Dataset rows for apps and sites:

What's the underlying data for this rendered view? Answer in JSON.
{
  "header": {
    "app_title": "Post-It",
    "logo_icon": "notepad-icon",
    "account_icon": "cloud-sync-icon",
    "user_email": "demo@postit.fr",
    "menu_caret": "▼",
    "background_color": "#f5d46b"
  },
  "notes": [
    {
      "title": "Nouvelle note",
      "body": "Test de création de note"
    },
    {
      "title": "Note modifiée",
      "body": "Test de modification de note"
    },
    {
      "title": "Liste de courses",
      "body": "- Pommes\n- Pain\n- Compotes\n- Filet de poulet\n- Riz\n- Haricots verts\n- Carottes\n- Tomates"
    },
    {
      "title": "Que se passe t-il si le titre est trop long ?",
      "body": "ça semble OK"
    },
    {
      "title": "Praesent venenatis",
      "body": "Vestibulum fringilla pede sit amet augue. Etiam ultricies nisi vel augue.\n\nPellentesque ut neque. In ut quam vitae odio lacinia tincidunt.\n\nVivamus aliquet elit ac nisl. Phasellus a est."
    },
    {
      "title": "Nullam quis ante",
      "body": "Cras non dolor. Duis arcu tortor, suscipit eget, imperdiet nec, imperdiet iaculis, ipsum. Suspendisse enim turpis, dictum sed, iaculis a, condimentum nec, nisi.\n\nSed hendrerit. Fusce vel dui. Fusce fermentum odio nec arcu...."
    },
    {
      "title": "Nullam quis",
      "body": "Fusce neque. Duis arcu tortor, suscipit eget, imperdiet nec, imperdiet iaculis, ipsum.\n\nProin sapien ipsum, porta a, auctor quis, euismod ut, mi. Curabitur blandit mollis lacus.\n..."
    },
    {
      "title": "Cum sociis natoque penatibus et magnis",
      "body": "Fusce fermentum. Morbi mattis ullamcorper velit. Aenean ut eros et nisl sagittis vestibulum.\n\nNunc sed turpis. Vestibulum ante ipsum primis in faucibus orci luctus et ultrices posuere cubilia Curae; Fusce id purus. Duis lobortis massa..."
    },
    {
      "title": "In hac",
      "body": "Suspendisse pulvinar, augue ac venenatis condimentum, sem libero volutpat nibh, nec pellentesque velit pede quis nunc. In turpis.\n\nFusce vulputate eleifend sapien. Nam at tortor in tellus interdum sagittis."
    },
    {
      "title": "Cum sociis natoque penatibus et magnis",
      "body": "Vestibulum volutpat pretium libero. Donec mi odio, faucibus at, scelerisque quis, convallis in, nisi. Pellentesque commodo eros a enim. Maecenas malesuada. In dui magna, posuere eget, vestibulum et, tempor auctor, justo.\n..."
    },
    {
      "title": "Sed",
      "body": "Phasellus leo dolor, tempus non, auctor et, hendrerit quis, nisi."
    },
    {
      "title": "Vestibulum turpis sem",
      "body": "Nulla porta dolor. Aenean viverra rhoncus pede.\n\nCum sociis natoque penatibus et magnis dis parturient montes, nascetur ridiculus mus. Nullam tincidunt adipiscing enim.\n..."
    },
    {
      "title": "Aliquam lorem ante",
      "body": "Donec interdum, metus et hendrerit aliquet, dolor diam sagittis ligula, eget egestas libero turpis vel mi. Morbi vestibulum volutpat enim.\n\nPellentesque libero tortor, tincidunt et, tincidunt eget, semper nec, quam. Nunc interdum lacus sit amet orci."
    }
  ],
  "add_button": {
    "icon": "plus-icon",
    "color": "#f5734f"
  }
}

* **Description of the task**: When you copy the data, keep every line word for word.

* **Answer to the exercise**:
What's the underlying data for this rendered view? Answer in JSON.
{
  "header": {
    "app_title": "Post-It",
    "logo_icon": "notepad-icon",
    "account_icon": "cloud-sync-icon",
    "user_email": "demo@postit.fr",
    "menu_caret": "▼",
    "background_color": "#f5d46b"
  },
  "notes": [
    {
      "title": "Nouvelle note",
      "body": "Test de création de note"
    },
    {
      "title": "Note modifiée",
      "body": "Test de modification de note"
    },
    {
      "title": "Liste de courses",
      "body": "- Pommes\n- Pain\n- Compotes\n- Filet de poulet\n- Riz\n- Haricots verts\n- Carottes\n- Tomates"
    },
    {
      "title": "Que se passe t-il si le titre est trop long ?",
      "body": "ça semble OK"
    },
    {
      "title": "Praesent venenatis",
      "body": "Vestibulum fringilla pede sit amet augue. Etiam ultricies nisi vel augue.\n\nPellentesque ut neque. In ut quam vitae odio lacinia tincidunt.\n\nVivamus aliquet elit ac nisl. Phasellus a est."
    },
    {
      "title": "Nullam quis ante",
      "body": "Cras non dolor. Duis arcu tortor, suscipit eget, imperdiet nec, imperdiet iaculis, ipsum. Suspendisse enim turpis, dictum sed, iaculis a, condimentum nec, nisi.\n\nSed hendrerit. Fusce vel dui. Fusce fermentum odio nec arcu...."
    },
    {
      "title": "Nullam quis",
      "body": "Fusce neque. Duis arcu tortor, suscipit eget, imperdiet nec, imperdiet iaculis, ipsum.\n\nProin sapien ipsum, porta a, auctor quis, euismod ut, mi. Curabitur blandit mollis lacus.\n..."
    },
    {
      "title": "Cum sociis natoque penatibus et magnis",
      "body": "Fusce fermentum. Morbi mattis ullamcorper velit. Aenean ut eros et nisl sagittis vestibulum.\n\nNunc sed turpis. Vestibulum ante ipsum primis in faucibus orci luctus et ultrices posuere cubilia Curae; Fusce id purus. Duis lobortis massa..."
    },
    {
      "title": "In hac",
      "body": "Suspendisse pulvinar, augue ac venenatis condimentum, sem libero volutpat nibh, nec pellentesque velit pede quis nunc. In turpis.\n\nFusce vulputate eleifend sapien. Nam at tortor in tellus interdum sagittis."
    },
    {
      "title": "Cum sociis natoque penatibus et magnis",
      "body": "Vestibulum volutpat pretium libero. Donec mi odio, faucibus at, scelerisque quis, convallis in, nisi. Pellentesque commodo eros a enim. Maecenas malesuada. In dui magna, posuere eget, vestibulum et, tempor auctor, justo.\n..."
    },
    {
      "title": "Sed",
      "body": "Phasellus leo dolor, tempus non, auctor et, hendrerit quis, nisi."
    },
    {
      "title": "Vestibulum turpis sem",
      "body": "Nulla porta dolor. Aenean viverra rhoncus pede.\n\nCum sociis natoque penatibus et magnis dis parturient montes, nascetur ridiculus mus. Nullam tincidunt adipiscing enim.\n..."
    },
    {
      "title": "Aliquam lorem ante",
      "body": "Donec interdum, metus et hendrerit aliquet, dolor diam sagittis ligula, eget egestas libero turpis vel mi. Morbi vestibulum volutpat enim.\n\nPellentesque libero tortor, tincidunt et, tincidunt eget, semper nec, quam. Nunc interdum lacus sit amet orci."
    }
  ],
  "add_button": {
    "icon": "plus-icon",
    "color": "#f5734f"
  }
}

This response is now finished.